### Your instructions
Please determine how many lines of the material include the word "this", and respond with nothing but that number.

□ □ □ □

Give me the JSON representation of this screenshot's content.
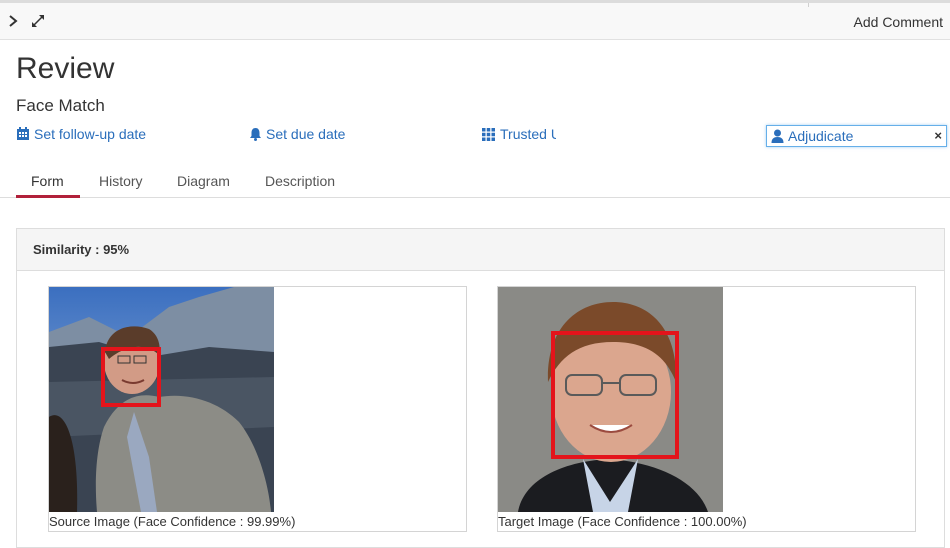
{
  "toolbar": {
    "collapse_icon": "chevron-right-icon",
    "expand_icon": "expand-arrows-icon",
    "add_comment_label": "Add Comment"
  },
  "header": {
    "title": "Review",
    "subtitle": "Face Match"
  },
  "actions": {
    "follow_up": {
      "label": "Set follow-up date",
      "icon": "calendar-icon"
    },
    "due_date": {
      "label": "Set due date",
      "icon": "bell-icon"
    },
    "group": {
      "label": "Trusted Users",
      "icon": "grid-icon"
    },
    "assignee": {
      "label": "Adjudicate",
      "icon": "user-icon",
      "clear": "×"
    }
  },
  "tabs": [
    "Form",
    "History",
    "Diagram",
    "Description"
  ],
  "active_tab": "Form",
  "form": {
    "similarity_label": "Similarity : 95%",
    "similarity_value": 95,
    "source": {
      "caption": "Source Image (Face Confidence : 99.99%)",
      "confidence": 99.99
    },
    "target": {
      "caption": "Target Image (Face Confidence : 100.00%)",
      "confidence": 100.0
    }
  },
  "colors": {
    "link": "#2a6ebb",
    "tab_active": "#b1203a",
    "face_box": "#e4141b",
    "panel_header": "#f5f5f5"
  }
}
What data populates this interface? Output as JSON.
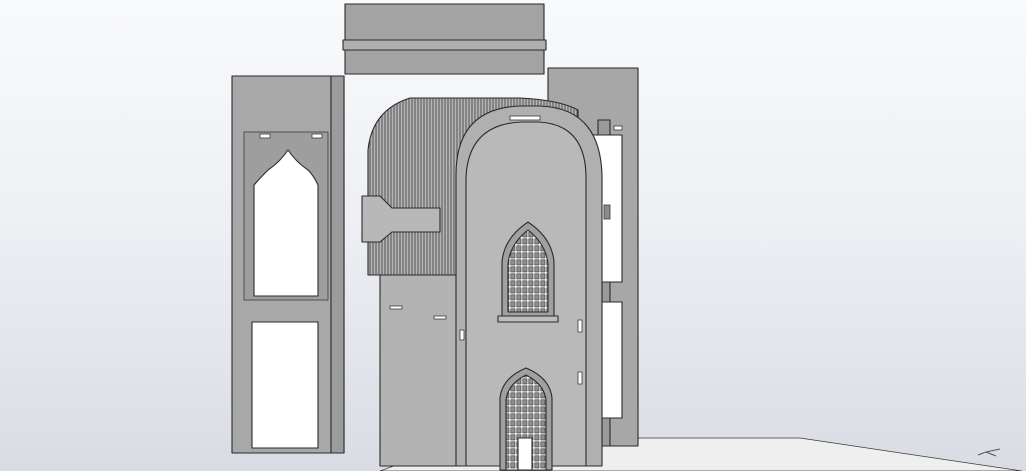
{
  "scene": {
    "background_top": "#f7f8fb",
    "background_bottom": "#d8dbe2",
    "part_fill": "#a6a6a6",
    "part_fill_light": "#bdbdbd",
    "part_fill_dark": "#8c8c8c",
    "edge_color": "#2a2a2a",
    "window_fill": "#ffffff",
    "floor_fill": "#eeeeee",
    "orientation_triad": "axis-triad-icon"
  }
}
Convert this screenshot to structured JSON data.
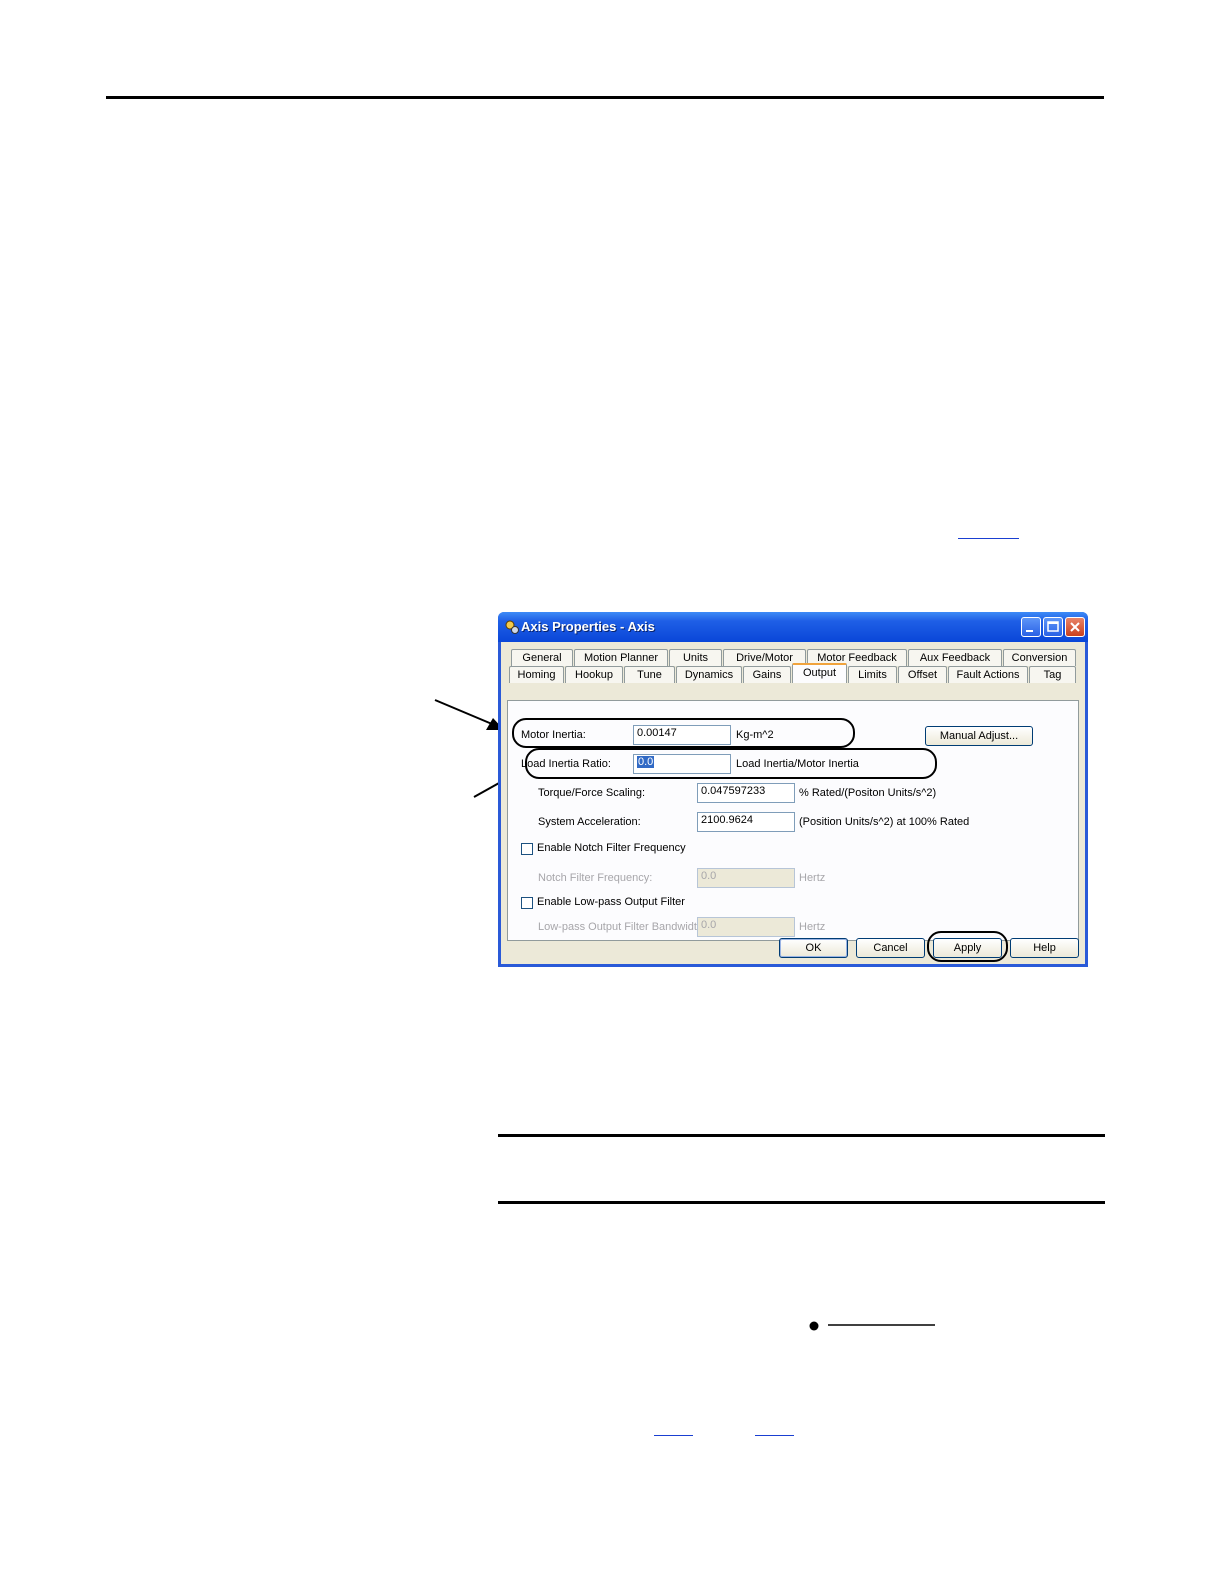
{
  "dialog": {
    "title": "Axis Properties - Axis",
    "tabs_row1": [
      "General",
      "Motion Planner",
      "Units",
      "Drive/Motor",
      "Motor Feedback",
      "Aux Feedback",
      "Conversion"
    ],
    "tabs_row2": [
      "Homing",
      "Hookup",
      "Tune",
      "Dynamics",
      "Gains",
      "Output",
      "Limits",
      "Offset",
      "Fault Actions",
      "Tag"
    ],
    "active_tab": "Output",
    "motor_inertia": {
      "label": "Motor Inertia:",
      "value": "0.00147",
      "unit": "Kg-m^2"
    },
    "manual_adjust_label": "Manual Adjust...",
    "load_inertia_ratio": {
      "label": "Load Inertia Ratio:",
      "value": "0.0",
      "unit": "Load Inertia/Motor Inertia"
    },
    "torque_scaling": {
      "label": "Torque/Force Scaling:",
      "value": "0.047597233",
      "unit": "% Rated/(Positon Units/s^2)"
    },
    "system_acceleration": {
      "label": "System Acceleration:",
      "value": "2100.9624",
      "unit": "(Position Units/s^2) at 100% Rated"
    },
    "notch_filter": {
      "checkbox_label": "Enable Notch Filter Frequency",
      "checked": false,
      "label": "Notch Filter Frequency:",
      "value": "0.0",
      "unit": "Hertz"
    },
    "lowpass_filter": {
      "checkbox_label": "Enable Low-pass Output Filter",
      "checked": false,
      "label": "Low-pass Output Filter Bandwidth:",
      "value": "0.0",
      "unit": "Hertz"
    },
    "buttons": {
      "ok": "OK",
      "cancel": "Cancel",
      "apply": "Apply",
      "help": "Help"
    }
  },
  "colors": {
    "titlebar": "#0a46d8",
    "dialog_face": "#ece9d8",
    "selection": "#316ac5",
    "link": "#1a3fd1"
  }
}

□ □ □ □

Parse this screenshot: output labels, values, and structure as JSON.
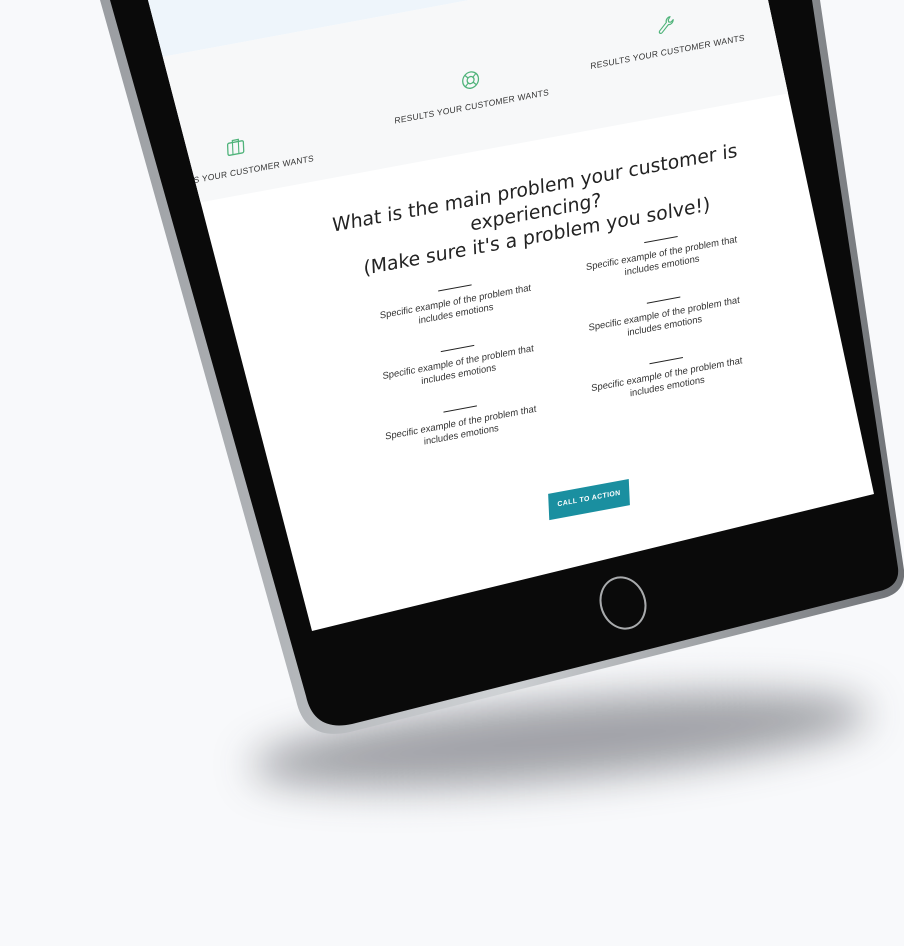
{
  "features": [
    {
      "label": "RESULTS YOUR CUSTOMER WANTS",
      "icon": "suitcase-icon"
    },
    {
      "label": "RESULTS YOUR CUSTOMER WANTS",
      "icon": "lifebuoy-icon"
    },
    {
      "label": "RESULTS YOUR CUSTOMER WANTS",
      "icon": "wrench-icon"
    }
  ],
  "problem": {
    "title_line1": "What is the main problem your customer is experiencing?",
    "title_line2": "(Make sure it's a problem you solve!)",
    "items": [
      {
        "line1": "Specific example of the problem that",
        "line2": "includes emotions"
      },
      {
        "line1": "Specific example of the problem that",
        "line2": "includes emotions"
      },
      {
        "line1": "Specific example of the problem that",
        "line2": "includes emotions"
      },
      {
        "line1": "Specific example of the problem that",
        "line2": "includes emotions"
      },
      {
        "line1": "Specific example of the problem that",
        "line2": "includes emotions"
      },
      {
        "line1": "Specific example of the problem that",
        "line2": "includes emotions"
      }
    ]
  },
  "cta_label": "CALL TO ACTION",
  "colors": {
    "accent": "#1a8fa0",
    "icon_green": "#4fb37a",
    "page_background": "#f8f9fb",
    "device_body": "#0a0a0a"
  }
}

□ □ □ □

### Written solution
4